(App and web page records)

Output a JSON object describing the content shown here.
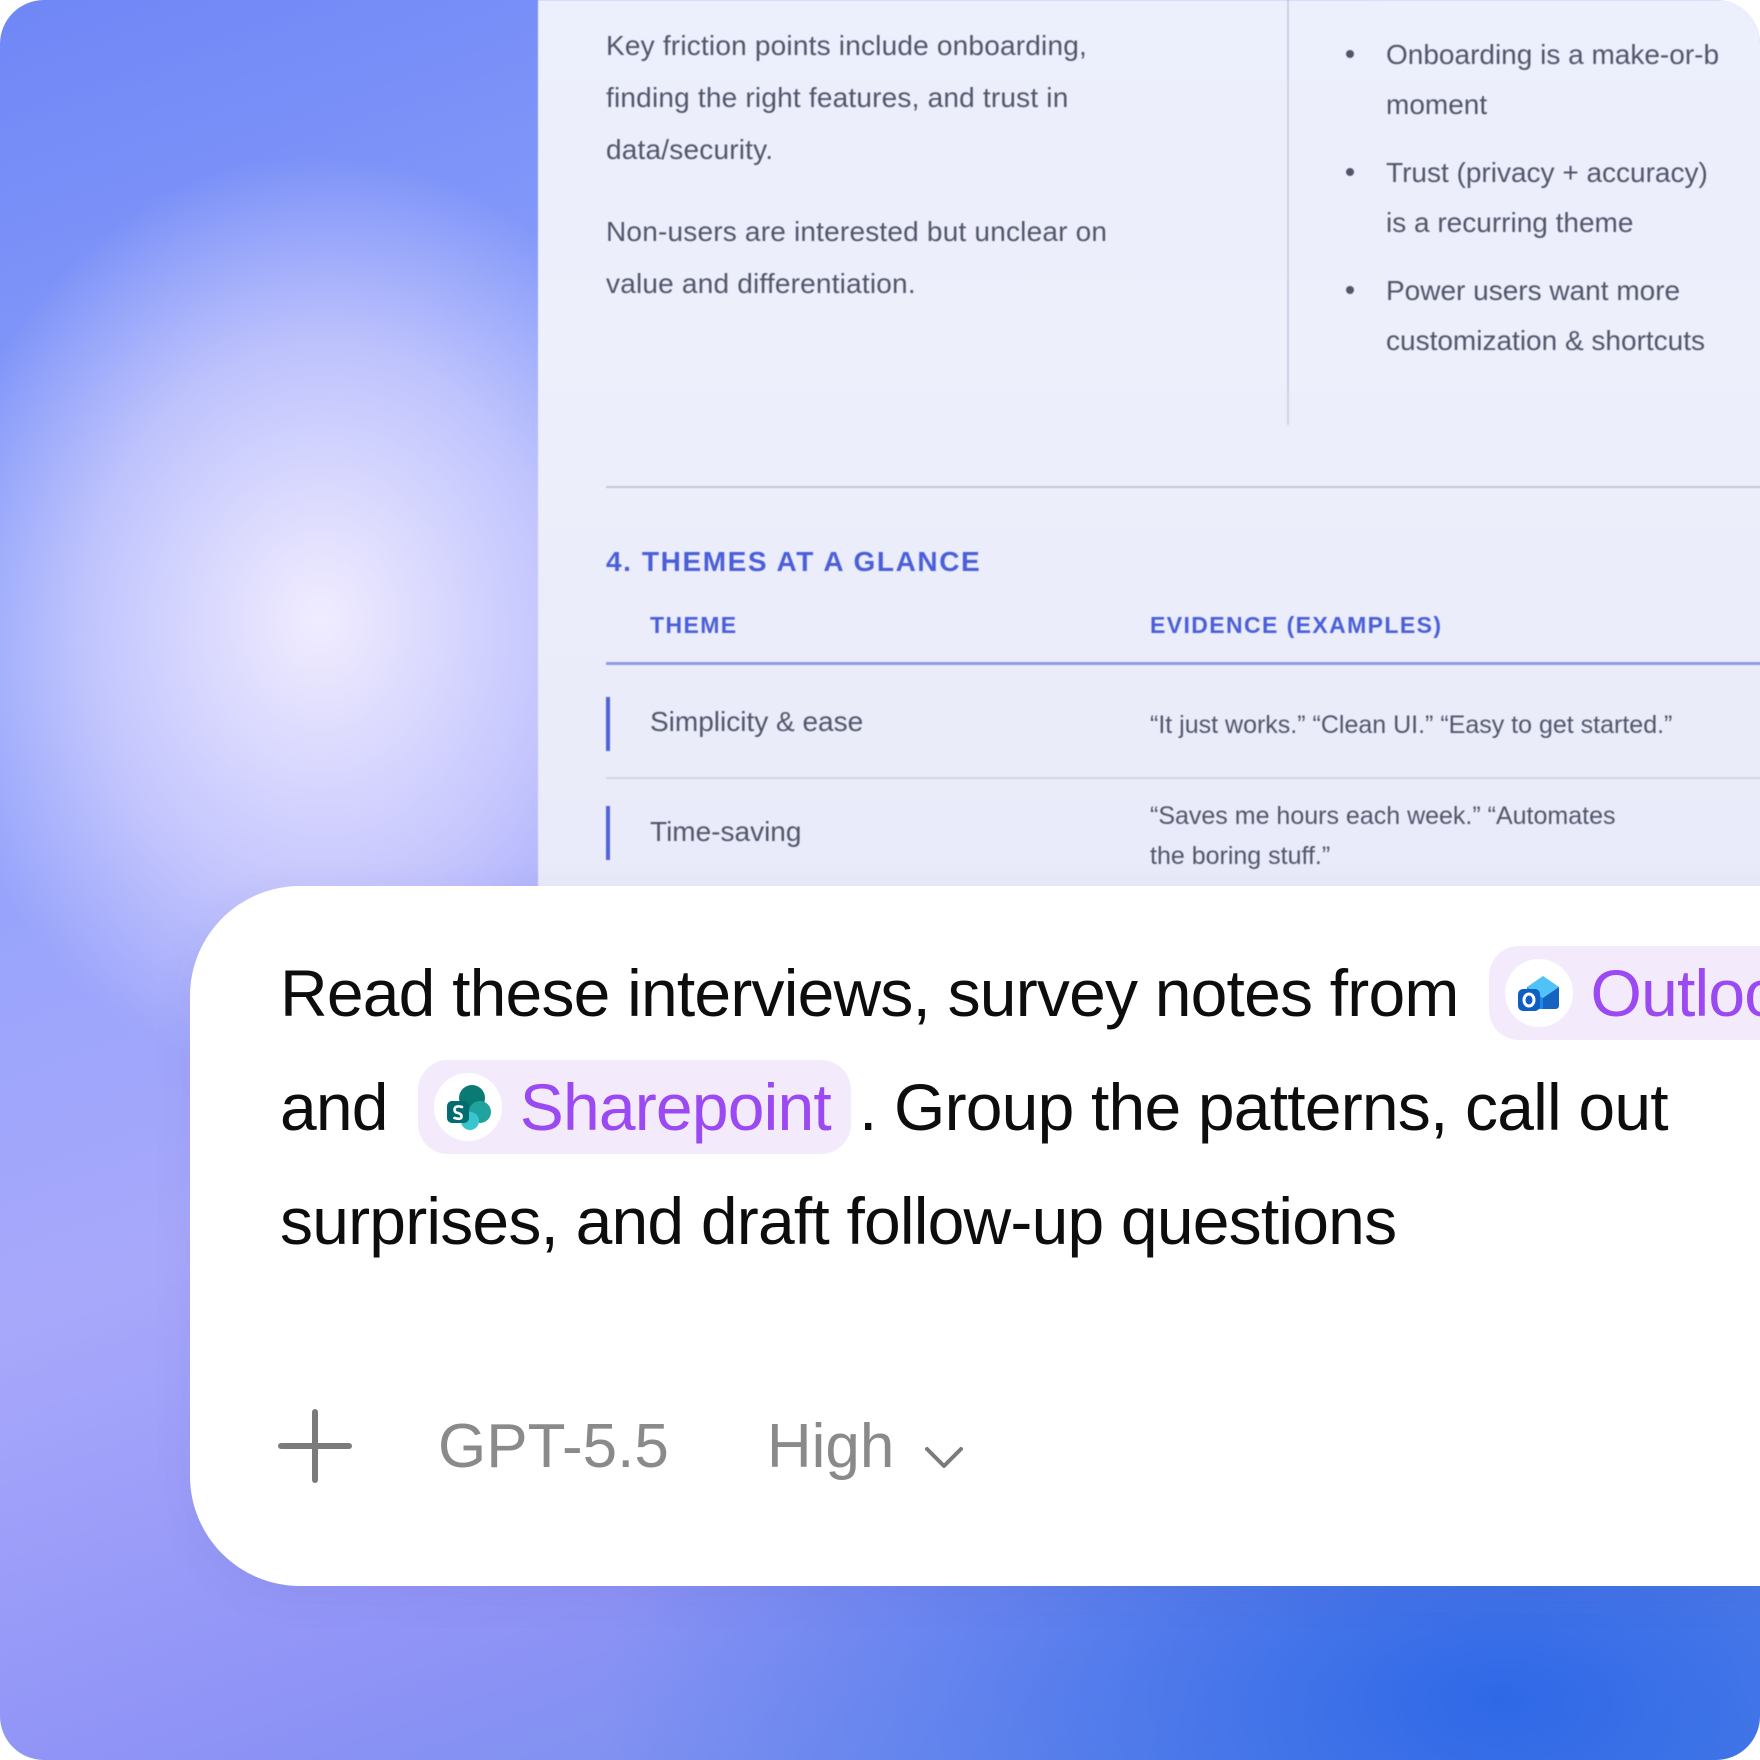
{
  "document": {
    "left_paragraphs": [
      [
        "Key friction points include onboarding,",
        "finding the right features, and trust in",
        "data/security."
      ],
      [
        "Non-users are interested but unclear on",
        "value and differentiation."
      ]
    ],
    "bullets": [
      [
        "Onboarding is a make-or-b",
        "moment"
      ],
      [
        "Trust (privacy + accuracy)",
        "is a recurring theme"
      ],
      [
        "Power users want more",
        "customization & shortcuts"
      ]
    ],
    "section_title": "4. THEMES AT A GLANCE",
    "table": {
      "headers": [
        "THEME",
        "EVIDENCE (EXAMPLES)"
      ],
      "rows": [
        {
          "theme": "Simplicity & ease",
          "evidence": [
            "“It just works.” “Clean UI.” “Easy to get started.”"
          ]
        },
        {
          "theme": "Time-saving",
          "evidence": [
            "“Saves me hours each week.” “Automates",
            "the boring stuff.”"
          ]
        }
      ]
    }
  },
  "composer": {
    "prompt": {
      "line1_text": "Read these interviews, survey notes from",
      "chip1_label": "Outlook",
      "line2_start": "and",
      "chip2_label": "Sharepoint",
      "line2_end": ". Group the patterns, call out",
      "line3_text": "surprises, and draft follow-up questions"
    },
    "icons": {
      "chip1": "outlook-icon",
      "chip2": "sharepoint-icon",
      "add": "plus-icon",
      "effort_dropdown": "chevron-down-icon"
    },
    "model_label": "GPT-5.5",
    "effort_label": "High"
  },
  "colors": {
    "chip_text": "#9b49f2",
    "chip_bg": "#f3ebfb",
    "doc_accent": "#4a5fd8"
  }
}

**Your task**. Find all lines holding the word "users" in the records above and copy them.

**Solution**.
        "Non-users are interested but unclear on",
        "Power users want more",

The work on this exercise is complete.